▸ ABOUT THIS TASK: Retype the entries in full.

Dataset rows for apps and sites
Start of Block
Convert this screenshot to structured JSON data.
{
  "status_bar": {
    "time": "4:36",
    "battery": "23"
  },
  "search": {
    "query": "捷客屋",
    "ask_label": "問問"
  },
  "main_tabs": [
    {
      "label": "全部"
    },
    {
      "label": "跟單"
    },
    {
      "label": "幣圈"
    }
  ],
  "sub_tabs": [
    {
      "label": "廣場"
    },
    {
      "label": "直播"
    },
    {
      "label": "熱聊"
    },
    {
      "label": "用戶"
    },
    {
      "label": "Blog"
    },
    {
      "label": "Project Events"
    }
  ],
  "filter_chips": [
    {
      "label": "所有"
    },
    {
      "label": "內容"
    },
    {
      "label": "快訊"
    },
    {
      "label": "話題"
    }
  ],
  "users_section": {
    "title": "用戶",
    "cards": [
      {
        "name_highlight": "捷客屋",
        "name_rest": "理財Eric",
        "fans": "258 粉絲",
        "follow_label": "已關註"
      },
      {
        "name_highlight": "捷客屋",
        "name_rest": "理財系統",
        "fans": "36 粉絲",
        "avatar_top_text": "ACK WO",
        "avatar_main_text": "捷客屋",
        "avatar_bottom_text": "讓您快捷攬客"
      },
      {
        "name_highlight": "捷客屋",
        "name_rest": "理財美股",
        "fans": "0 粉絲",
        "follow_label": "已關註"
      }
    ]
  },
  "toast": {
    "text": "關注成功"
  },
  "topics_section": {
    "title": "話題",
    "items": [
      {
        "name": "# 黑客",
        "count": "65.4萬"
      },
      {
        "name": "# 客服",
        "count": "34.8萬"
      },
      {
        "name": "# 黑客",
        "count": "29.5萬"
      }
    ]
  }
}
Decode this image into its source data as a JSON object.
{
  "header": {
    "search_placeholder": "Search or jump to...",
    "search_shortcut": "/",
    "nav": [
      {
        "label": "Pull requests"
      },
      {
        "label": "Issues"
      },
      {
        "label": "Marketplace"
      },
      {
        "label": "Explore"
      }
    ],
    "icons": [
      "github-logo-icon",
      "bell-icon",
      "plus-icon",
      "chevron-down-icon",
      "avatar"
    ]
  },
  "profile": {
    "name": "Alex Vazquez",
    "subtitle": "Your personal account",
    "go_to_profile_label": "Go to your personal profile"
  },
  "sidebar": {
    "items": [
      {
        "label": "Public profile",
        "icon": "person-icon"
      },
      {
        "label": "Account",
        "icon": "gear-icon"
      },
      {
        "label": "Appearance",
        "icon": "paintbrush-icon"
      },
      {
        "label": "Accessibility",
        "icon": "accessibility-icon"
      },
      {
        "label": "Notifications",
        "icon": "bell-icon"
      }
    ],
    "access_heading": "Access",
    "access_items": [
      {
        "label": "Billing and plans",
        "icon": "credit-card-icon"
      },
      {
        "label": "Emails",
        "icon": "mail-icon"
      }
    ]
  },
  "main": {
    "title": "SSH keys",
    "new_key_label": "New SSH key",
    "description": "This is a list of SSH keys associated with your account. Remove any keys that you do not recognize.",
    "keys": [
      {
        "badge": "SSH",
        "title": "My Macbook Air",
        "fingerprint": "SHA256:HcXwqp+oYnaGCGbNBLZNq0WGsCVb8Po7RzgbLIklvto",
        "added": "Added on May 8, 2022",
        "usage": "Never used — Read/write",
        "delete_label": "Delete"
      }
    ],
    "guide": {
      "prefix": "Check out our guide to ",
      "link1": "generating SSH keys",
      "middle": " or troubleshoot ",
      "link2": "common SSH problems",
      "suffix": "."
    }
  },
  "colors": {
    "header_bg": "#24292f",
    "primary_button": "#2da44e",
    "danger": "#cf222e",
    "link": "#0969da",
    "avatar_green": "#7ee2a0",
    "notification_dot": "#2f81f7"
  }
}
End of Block
▸ ANSWER TO THIS TASK:
Convert this screenshot to structured JSON data.
{
  "status_bar": {
    "time": "4:36",
    "battery": "23"
  },
  "search": {
    "query": "捷客屋",
    "ask_label": "問問"
  },
  "main_tabs": [
    {
      "label": "全部"
    },
    {
      "label": "跟單"
    },
    {
      "label": "幣圈"
    }
  ],
  "sub_tabs": [
    {
      "label": "廣場"
    },
    {
      "label": "直播"
    },
    {
      "label": "熱聊"
    },
    {
      "label": "用戶"
    },
    {
      "label": "Blog"
    },
    {
      "label": "Project Events"
    }
  ],
  "filter_chips": [
    {
      "label": "所有"
    },
    {
      "label": "內容"
    },
    {
      "label": "快訊"
    },
    {
      "label": "話題"
    }
  ],
  "users_section": {
    "title": "用戶",
    "cards": [
      {
        "name_highlight": "捷客屋",
        "name_rest": "理財Eric",
        "fans": "258 粉絲",
        "follow_label": "已關註"
      },
      {
        "name_highlight": "捷客屋",
        "name_rest": "理財系統",
        "fans": "36 粉絲",
        "avatar_top_text": "ACK WO",
        "avatar_main_text": "捷客屋",
        "avatar_bottom_text": "讓您快捷攬客"
      },
      {
        "name_highlight": "捷客屋",
        "name_rest": "理財美股",
        "fans": "0 粉絲",
        "follow_label": "已關註"
      }
    ]
  },
  "toast": {
    "text": "關注成功"
  },
  "topics_section": {
    "title": "話題",
    "items": [
      {
        "name": "# 黑客",
        "count": "65.4萬"
      },
      {
        "name": "# 客服",
        "count": "34.8萬"
      },
      {
        "name": "# 黑客",
        "count": "29.5萬"
      }
    ]
  }
}
Decode this image into its source data as a JSON object.
{
  "header": {
    "search_placeholder": "Search or jump to...",
    "search_shortcut": "/",
    "nav": [
      {
        "label": "Pull requests"
      },
      {
        "label": "Issues"
      },
      {
        "label": "Marketplace"
      },
      {
        "label": "Explore"
      }
    ],
    "icons": [
      "github-logo-icon",
      "bell-icon",
      "plus-icon",
      "chevron-down-icon",
      "avatar"
    ]
  },
  "profile": {
    "name": "Alex Vazquez",
    "subtitle": "Your personal account",
    "go_to_profile_label": "Go to your personal profile"
  },
  "sidebar": {
    "items": [
      {
        "label": "Public profile",
        "icon": "person-icon"
      },
      {
        "label": "Account",
        "icon": "gear-icon"
      },
      {
        "label": "Appearance",
        "icon": "paintbrush-icon"
      },
      {
        "label": "Accessibility",
        "icon": "accessibility-icon"
      },
      {
        "label": "Notifications",
        "icon": "bell-icon"
      }
    ],
    "access_heading": "Access",
    "access_items": [
      {
        "label": "Billing and plans",
        "icon": "credit-card-icon"
      },
      {
        "label": "Emails",
        "icon": "mail-icon"
      }
    ]
  },
  "main": {
    "title": "SSH keys",
    "new_key_label": "New SSH key",
    "description": "This is a list of SSH keys associated with your account. Remove any keys that you do not recognize.",
    "keys": [
      {
        "badge": "SSH",
        "title": "My Macbook Air",
        "fingerprint": "SHA256:HcXwqp+oYnaGCGbNBLZNq0WGsCVb8Po7RzgbLIklvto",
        "added": "Added on May 8, 2022",
        "usage": "Never used — Read/write",
        "delete_label": "Delete"
      }
    ],
    "guide": {
      "prefix": "Check out our guide to ",
      "link1": "generating SSH keys",
      "middle": " or troubleshoot ",
      "link2": "common SSH problems",
      "suffix": "."
    }
  },
  "colors": {
    "header_bg": "#24292f",
    "primary_button": "#2da44e",
    "danger": "#cf222e",
    "link": "#0969da",
    "avatar_green": "#7ee2a0",
    "notification_dot": "#2f81f7"
  }
}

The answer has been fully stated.